What does it mean when you are ranked first in the country all season, lead the nation in goals and shots, have the Patty Kazmaier winner who rewrote the record books in net and you double-up your opponent in shots, but only manage to score a single goal in the Frozen Four while giving up three in the title game?
How do you “fix” that? What could you do differently, when a full season is undone in six periods? What can a coaching staff do to ensure it doesn’t happen again? How do you let go and move on from a game — or two games — that define your career, but defy explanation?
Badgers coach Mark Johnson talks about his affinity for winning the regular-season conference title versus the tournament crown as that regular season win shows a full body of work. It means being the best over a period of more than six months, as opposed to over the course of two weekends.
Holding on to the number one ranking from start to finish in a season is no easy feat and tells the tale of a lot of hard work and a little bit of luck. From first puck drop to that final weekend, Wisconsin was the top team in the country, and it really wasn’t close. Most weeks, no other team even received votes.

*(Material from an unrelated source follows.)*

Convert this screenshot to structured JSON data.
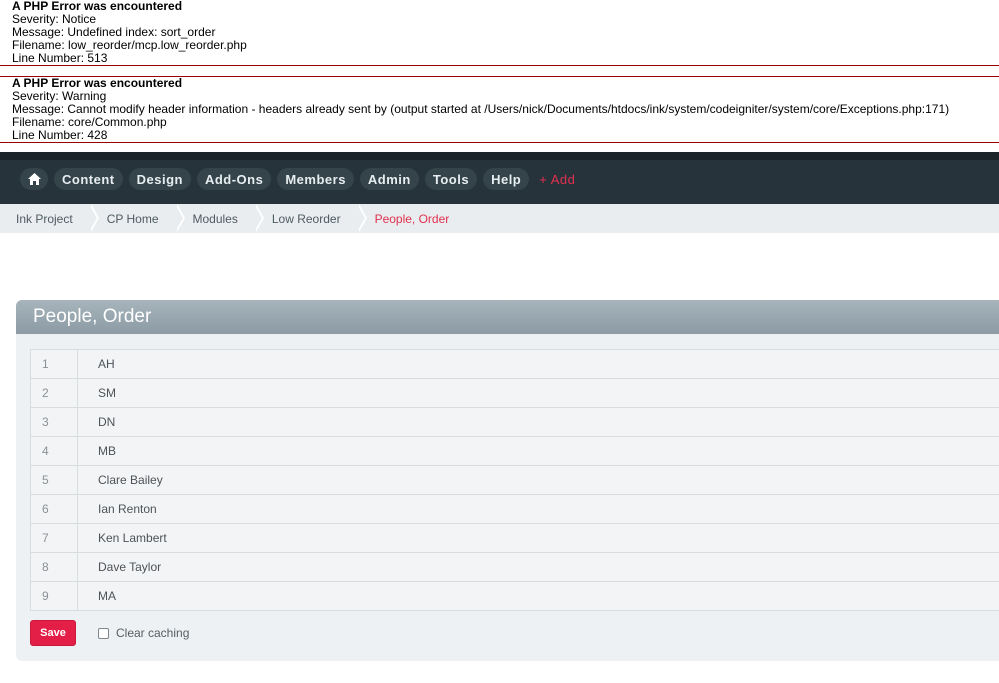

There were not signs of the impending doom in the closing weeks of the season. The Badgers ranked first in team offense, team defense, and penalty kill and were way back in fourth on the power play. They averaged four goals per game in the second half of the season and more than five goals per game in their five playoff games before getting to St. Charles, Missouri, for the Frozen Four. The team had a tendency to take a ton of shots, but on that weekend in March 2017, it was like they couldn’t come close to the net. There was a goal called back for interference. There were breakaways and odd-skater rushes. There were opportunities, but Wisconsin could not capitalize on them.
Not only that, but they gave up just 29 goals all year — an average of just 0.7 goals per game. They had never given up more than two goals in a game all season and had 18 shutouts, including in their 1-0 win over Boston College in the national semifinal. After having reached three straight Frozen Fours without advancing to a title game, this team took down Boston College with a minute to go and took a huge step forward. But it was not to be.
The Badgers fell to Clarkson, 3-0, in the 2017 National Championship game, and it’s something the players who were on the ice that day haven’t forgotten. There was the disappointment of losing, of course, but it was compounded by the manner in which it happened.
*number one in the nation 27 weeks in a row*
*outshoots the other team 48-18*
Badgers: loses national championship pic.twitter.com/zpDgkDphIn
— Jenny Ryan (@j_flow5) March 20, 2017
This year’s team hasn’t been quite as dominant as that 2016-17 squad, but that doesn’t mean the team doesn’t have high expectations for what they can — and should — accomplish. The 11 players on this team who stood on the ice while Clarkson celebrated two years ago are eager to face down some demons and get some redemption at the same time.
“Just watching (Clarkson) play this year and seeing those top players who are putting up a lot of points, you’re excited for that challenge,” said Wisconsin goalie Kristen Campbell after the team’s NCAA quarterfinal win. “I know that this team is more than ready to take on those players. I know that we can shut them down.”
Redshirt senior captain Annie Pankowski said the Badgers checked the outcome of the other quarterfinal games as soon as they got off the ice following their own win over Syracuse last Saturday.
“For the people that played in that 2017 game, it’s important,” said Pankowski said. “And we feel it. We looked at who won (Clarkson’s quarterfinal against Boston College) after the game, and everyone was like, ‘All right, let’s go. We’re ready for this.'”
This is Wisconsin’s sixth-straight Frozen Four appearance. The program’s last national title was 2011, which at this point may as well be a lifetime ago, since the current squad’s freshmen were in fourth grade when it happened. Pankowski is arguably the most recognizable and prolific Badger of her generation. Her stats put her on par with past Wisconsin greats Meaghan Duggan, Hilary Knight, and Brianna Decker. She’s a two-time Patty Kazmaier top-10 finalist and this year is a top-three finalist. She’s a finalist for the Hockey Humanitarian Award. In a few weeks, she’ll be playing with Team USA in the Women’s World Championships. However, the national title has eluded her and her teammates.
There’s a sense that the Badgers feel like this is their redemption arc. Slay the dragons of the past, win the title, cement their legacy. In order to bring it home, they’ll have to go through Clarkson and then, possibly, Minnesota — their biggest rival. As far as superhero stories go, it sounds pretty good. Reaching the top feels that much better when you have to step on your biggest nemesis to get there, but it all only makes for a good story if there’s a happily ever after.
We’ll find out this weekend if the Badgers are the heroes of their own story, or just secondary characters in another team’s fairy tale.